Dr. Lee, among others, argues that leaders such as Mr. Trump and Mr. Putin are “malignant narcissists” and are therefore extremely dangerous. These men, they argue, have narcissistic, antisocial, and paranoid personal dimensions that make them exceedingly difficult and catastrophically dangerous. Narcissism implies that their own personal interests are paramount and they are not interested in the common good or the interests of others unless it serves their needs and desires. Antisocial implies that they experience no empathy for others or any guilt regarding their actions. Additionally, rules and laws simply do not apply to them in their view. The ends justify the means with antisocial personalities. Paranoid implies that they trust no one and that others are seeking to do them harm. The combination of these three personality elements along with access to military power, including nuclear, biological, and chemical warfare, is so dangerous and a threat to the planet that the duty to warn the public overrides the Goldwater Rule to stay silent on the psychiatric functioning or dysfunction of public figures. Trying to convince malignant narcissists of the errors of their ways is futile and only containment alters their dangerous behaviors.

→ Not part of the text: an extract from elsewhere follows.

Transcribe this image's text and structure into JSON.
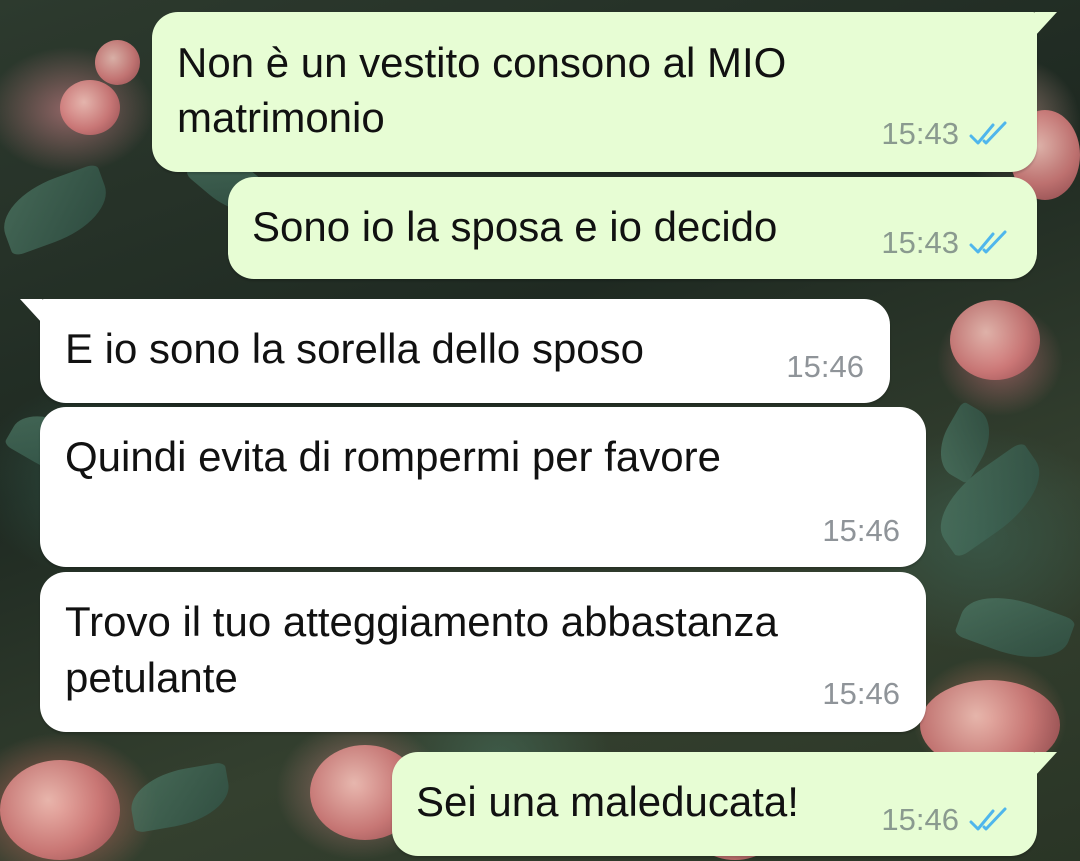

Applied ethics is always a balancing act between different problem-solving approaches to solve ethical dilemmas. Different approaches may lead to different conclusions and reasonable people may come to disagree about what the best path might be to follow. However, watching the horrors of the war in Ukraine unfold in real time, doing anything to help ease suffering and to support the common good and the well-being of innocents might be the best action to follow. The fate of the world, and of civilization, may ultimately depend on good, but difficult and conflicted, ethical decision-making.